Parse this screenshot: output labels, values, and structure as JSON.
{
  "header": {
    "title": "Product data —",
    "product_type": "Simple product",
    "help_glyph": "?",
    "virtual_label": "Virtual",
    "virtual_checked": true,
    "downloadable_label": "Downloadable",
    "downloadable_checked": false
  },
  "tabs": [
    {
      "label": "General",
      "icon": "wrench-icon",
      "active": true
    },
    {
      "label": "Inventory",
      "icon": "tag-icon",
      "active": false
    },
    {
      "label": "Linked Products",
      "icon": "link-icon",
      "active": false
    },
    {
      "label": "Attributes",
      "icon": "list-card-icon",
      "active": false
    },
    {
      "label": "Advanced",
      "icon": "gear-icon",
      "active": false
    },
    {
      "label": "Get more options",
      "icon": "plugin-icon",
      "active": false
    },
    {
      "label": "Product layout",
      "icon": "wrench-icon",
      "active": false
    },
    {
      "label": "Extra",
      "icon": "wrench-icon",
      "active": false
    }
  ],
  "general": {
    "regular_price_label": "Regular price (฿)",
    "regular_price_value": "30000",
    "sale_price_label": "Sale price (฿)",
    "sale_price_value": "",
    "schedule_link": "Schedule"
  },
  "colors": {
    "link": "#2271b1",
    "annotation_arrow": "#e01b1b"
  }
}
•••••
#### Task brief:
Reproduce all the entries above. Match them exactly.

#### Result of this task:
Parse this screenshot: output labels, values, and structure as JSON.
{
  "header": {
    "title": "Product data —",
    "product_type": "Simple product",
    "help_glyph": "?",
    "virtual_label": "Virtual",
    "virtual_checked": true,
    "downloadable_label": "Downloadable",
    "downloadable_checked": false
  },
  "tabs": [
    {
      "label": "General",
      "icon": "wrench-icon",
      "active": true
    },
    {
      "label": "Inventory",
      "icon": "tag-icon",
      "active": false
    },
    {
      "label": "Linked Products",
      "icon": "link-icon",
      "active": false
    },
    {
      "label": "Attributes",
      "icon": "list-card-icon",
      "active": false
    },
    {
      "label": "Advanced",
      "icon": "gear-icon",
      "active": false
    },
    {
      "label": "Get more options",
      "icon": "plugin-icon",
      "active": false
    },
    {
      "label": "Product layout",
      "icon": "wrench-icon",
      "active": false
    },
    {
      "label": "Extra",
      "icon": "wrench-icon",
      "active": false
    }
  ],
  "general": {
    "regular_price_label": "Regular price (฿)",
    "regular_price_value": "30000",
    "sale_price_label": "Sale price (฿)",
    "sale_price_value": "",
    "schedule_link": "Schedule"
  },
  "colors": {
    "link": "#2271b1",
    "annotation_arrow": "#e01b1b"
  }
}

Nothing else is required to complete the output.